Nicola was busy preparing for the night’s engagement: a party at the Max Stern college, 40 kilometers east of the city, near the town of Afula. Having combed his hair and fetched his gloves, his bell, his glasses and his cane, Santa joined us for coffee.
Then we were off to the college. I was invited to join, despite the virtual lack of room in the car. On the way, Nicola told me of how he became what he is.
26 years ago, right before Christmas, when Nicola was still an atheist, childless photographer, he entertained some family members in his native village of Abu Snan. A cousin suggested that he do the same to poor families in the area. On the first visit to such a family, the mother blessed Nicola that he should be a proud father soon. His first born arrived precisely a year later, on January 6th, which is Orthodox Christmas. Nicola, aptly named and already bearded, saw the sign and followed.

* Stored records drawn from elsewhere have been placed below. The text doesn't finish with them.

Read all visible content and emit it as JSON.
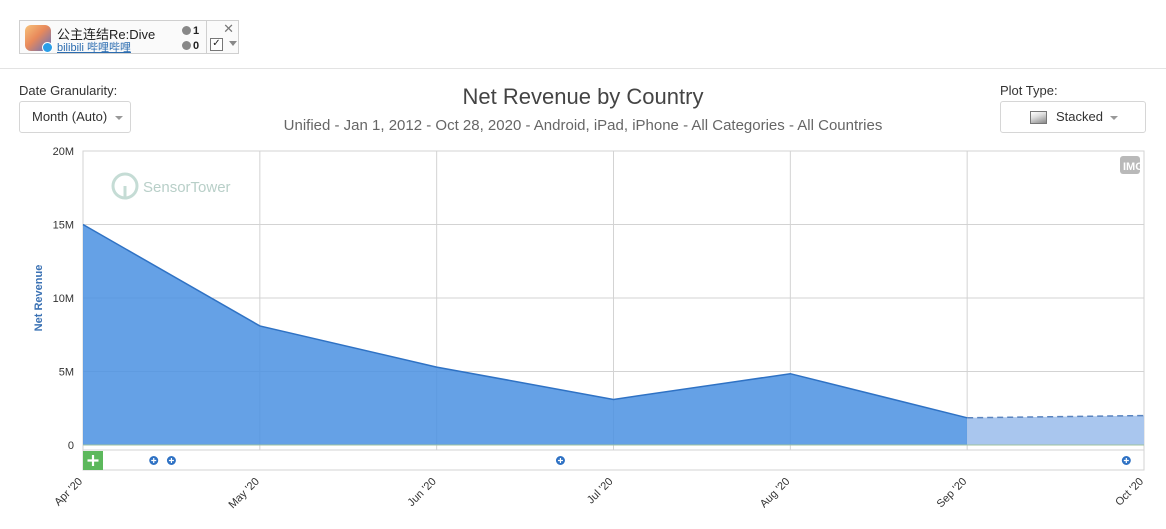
{
  "app": {
    "name": "公主连结Re:Dive",
    "publisher": "bilibili 哔哩哔哩",
    "ios_count": "1",
    "android_count": "0",
    "close_glyph": "✕",
    "check_glyph": "✓"
  },
  "controls": {
    "granularity_label": "Date Granularity:",
    "granularity_value": "Month (Auto)",
    "plot_type_label": "Plot Type:",
    "plot_type_value": "Stacked"
  },
  "watermark": "SensorTower",
  "corner_badge": "IMG",
  "colors": {
    "series": "#4a90e2",
    "projected": "#a9c6ee",
    "grid": "#d3d3d3",
    "add_button": "#5cb85c",
    "marker": "#2f72c4"
  },
  "chart_data": {
    "type": "area",
    "title": "Net Revenue by Country",
    "subtitle": "Unified - Jan 1, 2012 - Oct 28, 2020 - Android, iPad, iPhone - All Categories - All Countries",
    "ylabel": "Net Revenue",
    "xlabel": "",
    "stacked": true,
    "ylim": [
      0,
      20000000
    ],
    "yticks": [
      {
        "value": 0,
        "label": "0"
      },
      {
        "value": 5000000,
        "label": "5M"
      },
      {
        "value": 10000000,
        "label": "10M"
      },
      {
        "value": 15000000,
        "label": "15M"
      },
      {
        "value": 20000000,
        "label": "20M"
      }
    ],
    "categories": [
      "Apr '20",
      "May '20",
      "Jun '20",
      "Jul '20",
      "Aug '20",
      "Sep '20",
      "Oct '20"
    ],
    "series": [
      {
        "values": [
          15000000,
          8100000,
          5300000,
          3100000,
          4850000,
          1850000,
          2000000
        ],
        "projected_from_index": 5
      }
    ],
    "event_markers": [
      "Apr '20 +0.4",
      "Apr '20 +0.5",
      "Jun '20 +0.7",
      "Oct '20 -0.1"
    ],
    "grid": true,
    "legend": "none"
  }
}
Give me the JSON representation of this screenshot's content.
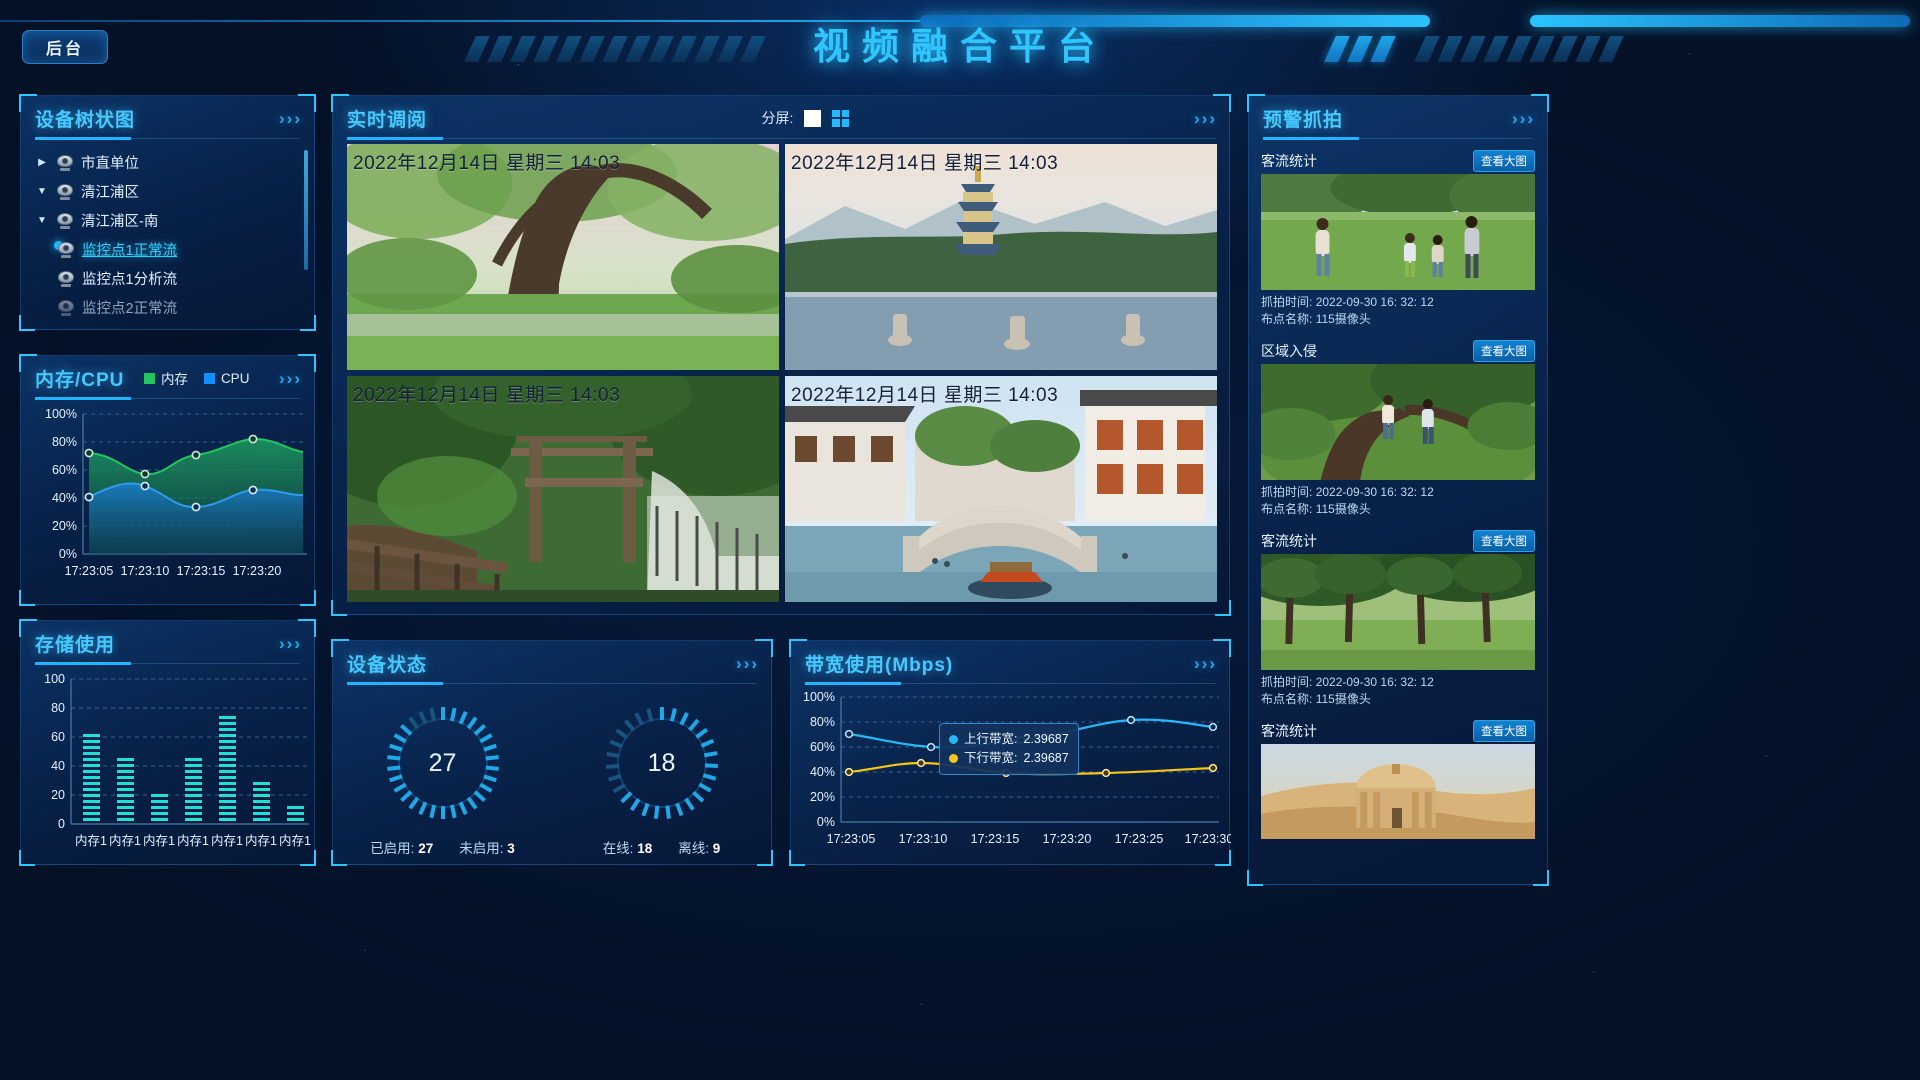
{
  "header": {
    "title": "视频融合平台",
    "backstage_label": "后台"
  },
  "device_tree": {
    "title": "设备树状图",
    "items": [
      {
        "label": "市直单位",
        "depth": 0,
        "arrow": "collapsed",
        "state": "normal"
      },
      {
        "label": "清江浦区",
        "depth": 0,
        "arrow": "expanded",
        "state": "normal"
      },
      {
        "label": "清江浦区-南",
        "depth": 0,
        "arrow": "expanded",
        "state": "normal"
      },
      {
        "label": "监控点1正常流",
        "depth": 1,
        "arrow": "none",
        "state": "selected"
      },
      {
        "label": "监控点1分析流",
        "depth": 1,
        "arrow": "none",
        "state": "normal"
      },
      {
        "label": "监控点2正常流",
        "depth": 1,
        "arrow": "none",
        "state": "offline"
      }
    ]
  },
  "mem_cpu": {
    "title": "内存/CPU",
    "legend": [
      {
        "label": "内存",
        "color": "#22c55e"
      },
      {
        "label": "CPU",
        "color": "#1290ff"
      }
    ]
  },
  "storage": {
    "title": "存储使用"
  },
  "live": {
    "title": "实时调阅",
    "split_label": "分屏:",
    "split_options": [
      "1",
      "4"
    ],
    "split_selected": "4",
    "cells": [
      {
        "timestamp": "2022年12月14日 星期三 14:03",
        "scene": "park-tree"
      },
      {
        "timestamp": "2022年12月14日 星期三 14:03",
        "scene": "pagoda-lake"
      },
      {
        "timestamp": "2022年12月14日 星期三 14:03",
        "scene": "forest-torii"
      },
      {
        "timestamp": "2022年12月14日 星期三 14:03",
        "scene": "canal-bridge"
      }
    ]
  },
  "device_status": {
    "title": "设备状态",
    "gauges": [
      {
        "value": 27,
        "stats": [
          {
            "label": "已启用:",
            "value": "27"
          },
          {
            "label": "未启用:",
            "value": "3"
          }
        ]
      },
      {
        "value": 18,
        "stats": [
          {
            "label": "在线:",
            "value": "18"
          },
          {
            "label": "离线:",
            "value": "9"
          }
        ]
      }
    ]
  },
  "bandwidth": {
    "title": "带宽使用(Mbps)",
    "tooltip": [
      {
        "label": "上行带宽:",
        "value": "2.39687",
        "color": "#29b6f6"
      },
      {
        "label": "下行带宽:",
        "value": "2.39687",
        "color": "#f5c518"
      }
    ]
  },
  "alarm": {
    "title": "预警抓拍",
    "view_label": "查看大图",
    "cards": [
      {
        "name": "客流统计",
        "time_label": "抓拍时间:",
        "time": "2022-09-30  16: 32: 12",
        "point_label": "布点名称:",
        "point": "115摄像头",
        "scene": "family-park"
      },
      {
        "name": "区域入侵",
        "time_label": "抓拍时间:",
        "time": "2022-09-30  16: 32: 12",
        "point_label": "布点名称:",
        "point": "115摄像头",
        "scene": "kids-tree"
      },
      {
        "name": "客流统计",
        "time_label": "抓拍时间:",
        "time": "2022-09-30  16: 32: 12",
        "point_label": "布点名称:",
        "point": "115摄像头",
        "scene": "forest-path"
      },
      {
        "name": "客流统计",
        "time_label": "",
        "time": "",
        "point_label": "",
        "point": "",
        "scene": "desert-temple"
      }
    ]
  },
  "chart_data": [
    {
      "type": "area",
      "title": "内存/CPU",
      "x": [
        "17:23:05",
        "17:23:10",
        "17:23:15",
        "17:23:20"
      ],
      "series": [
        {
          "name": "内存",
          "color": "#22c55e",
          "values": [
            72,
            65,
            65,
            76,
            68
          ]
        },
        {
          "name": "CPU",
          "color": "#1290ff",
          "values": [
            41,
            48,
            35,
            45,
            42
          ]
        }
      ],
      "ylabel": "",
      "yticks": [
        "0%",
        "20%",
        "40%",
        "60%",
        "80%",
        "100%"
      ],
      "ylim": [
        0,
        100
      ],
      "grid": true,
      "legend_position": "top-right"
    },
    {
      "type": "bar",
      "title": "存储使用",
      "categories": [
        "内存1",
        "内存1",
        "内存1",
        "内存1",
        "内存1",
        "内存1",
        "内存1"
      ],
      "values": [
        62,
        45,
        20,
        46,
        75,
        30,
        12
      ],
      "yticks": [
        "0",
        "20",
        "40",
        "60",
        "80",
        "100"
      ],
      "ylim": [
        0,
        100
      ],
      "bar_color": "#1fe0d8",
      "grid": true
    },
    {
      "type": "line",
      "title": "带宽使用(Mbps)",
      "x": [
        "17:23:05",
        "17:23:10",
        "17:23:15",
        "17:23:20",
        "17:23:25",
        "17:23:30"
      ],
      "series": [
        {
          "name": "上行带宽",
          "color": "#29b6f6",
          "values": [
            70,
            62,
            60,
            66,
            75,
            72
          ]
        },
        {
          "name": "下行带宽",
          "color": "#f5c518",
          "values": [
            40,
            47,
            42,
            40,
            41,
            44
          ]
        }
      ],
      "yticks": [
        "0%",
        "20%",
        "40%",
        "60%",
        "80%",
        "100%"
      ],
      "ylim": [
        0,
        100
      ],
      "grid": true
    },
    {
      "type": "gauge",
      "title": "设备状态",
      "gauges": [
        {
          "value": 27,
          "max": 30,
          "color": "#1fa8e8"
        },
        {
          "value": 18,
          "max": 27,
          "color": "#1fa8e8"
        }
      ]
    }
  ]
}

He hands out about 3,000 presents each year and never takes money. When money is forced on him, he spends it on presents. He did the Santa rounds around Bethlehem during periods of IDF-imposed curfew, supported by members of the church who enjoyed immunity. Everyone in Haifa knows him as “Papa Noel”. He never gets sick of “Jingle Bells”. It’s his ring tone and it’s what played on the car system the entire way to Afula.
We got to the college a bit early and had a smoke outside with the organizers. Then it was time for Ho ho hos. Grown-up parties” are not Nicola’s favorite, but he promised to come, so he did. The College’s “Holiday of Holiday’s” party attracted mainly Arabic-speaking students, and they were quite receptive. Christmas is no stranger here, only footsteps away from the valley’s famed kibbutzim, which are known as the very fountains of Israeliana. It is no stranger right at Geoff’s doorstep, and only meters away from my heart.

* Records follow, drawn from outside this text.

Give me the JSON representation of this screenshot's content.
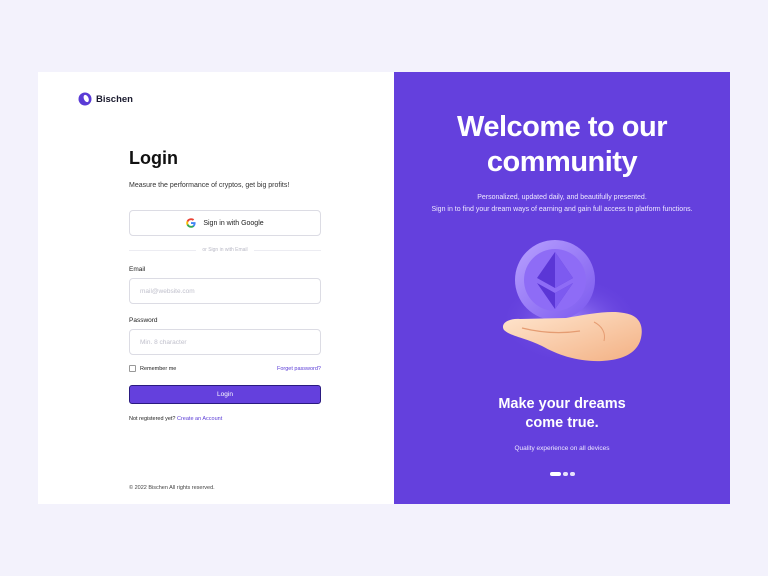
{
  "brand": {
    "name": "Bischen"
  },
  "login": {
    "title": "Login",
    "subtitle": "Measure the performance of cryptos, get big profits!",
    "google_label": "Sign in with Google",
    "divider_text": "or Sign in with Email",
    "email_label": "Email",
    "email_placeholder": "mail@website.com",
    "password_label": "Password",
    "password_placeholder": "Min. 8 character",
    "remember_label": "Remember me",
    "forgot_label": "Forget password?",
    "login_button": "Login",
    "register_prompt": "Not registered yet?",
    "register_link": "Create an Account"
  },
  "footer": {
    "copyright": "© 2022 Bischen All rights reserved."
  },
  "promo": {
    "headline_line1": "Welcome to our",
    "headline_line2": "community",
    "desc_line1": "Personalized, updated daily, and beautifully presented.",
    "desc_line2": "Sign in to find your dream ways of earning and gain full access to platform functions.",
    "tagline_line1": "Make your dreams",
    "tagline_line2": "come true.",
    "subtagline": "Quality experience on all devices",
    "illustration_icon": "hand-holding-crypto-coin-icon",
    "carousel_active_index": 0,
    "carousel_count": 3
  },
  "colors": {
    "accent": "#6440dd",
    "page_bg": "#f3f2fc",
    "link": "#5a3bd6"
  }
}
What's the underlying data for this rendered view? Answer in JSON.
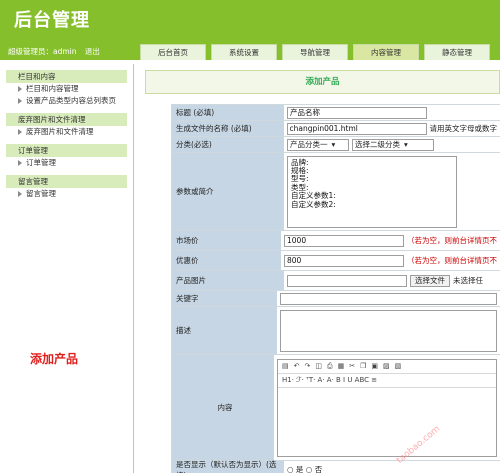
{
  "header": {
    "title": "后台管理",
    "user_text": "超级管理员：admin",
    "logout": "退出"
  },
  "tabs": [
    {
      "label": "后台首页"
    },
    {
      "label": "系统设置"
    },
    {
      "label": "导航管理"
    },
    {
      "label": "内容管理"
    },
    {
      "label": "静态管理"
    }
  ],
  "sidebar": {
    "groups": [
      {
        "title": "栏目和内容",
        "items": [
          "栏目和内容管理",
          "设置产品类型内容总列表页"
        ]
      },
      {
        "title": "废弃图片和文件清理",
        "items": [
          "废弃图片和文件清理"
        ]
      },
      {
        "title": "订单管理",
        "items": [
          "订单管理"
        ]
      },
      {
        "title": "留言管理",
        "items": [
          "留言管理"
        ]
      }
    ]
  },
  "annotation": "添加产品",
  "main": {
    "heading": "添加产品"
  },
  "form": {
    "title_label": "标题 (必填)",
    "title_value": "产品名称",
    "file_label": "生成文件的名称 (必填)",
    "file_value": "changpin001.html",
    "file_hint": "请用英文字母或数字",
    "category_label": "分类(必选)",
    "category_1": "产品分类一",
    "category_2": "选择二级分类",
    "params_label": "参数或简介",
    "params_value": "品牌:\n规格:\n型号:\n类型:\n自定义参数1:\n自定义参数2:",
    "market_label": "市场价",
    "market_value": "1000",
    "market_hint": "（若为空，则前台详情页不",
    "promo_label": "优惠价",
    "promo_value": "800",
    "promo_hint": "（若为空，则前台详情页不",
    "image_label": "产品图片",
    "image_button": "选择文件",
    "image_status": "未选择任",
    "keyword_label": "关键字",
    "desc_label": "描述",
    "content_label": "内容",
    "editor_row2": "H1·  ℱ·  ᵀT·   A·  A·   B  I  U  ABC  ≡",
    "bottom_label": "是否显示（默认否为显示）(选填)",
    "bottom_value": "○ 是  ○ 否"
  },
  "watermark": "taobao.com"
}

About the Christmas Journey:
This December, Yuval Ben-Ami embarks on a 10-day journey across Israel and Palestine – to tell the stories of Christmas as it’s celebrated today, in the holy land.
As a volunteer-based media organization with a small budget, +972 Magazine must look externally to cover basic travel expenses needed for special projects like these. Please support the Christmas Journey by making a contribution here, and spreading the word to friends and family!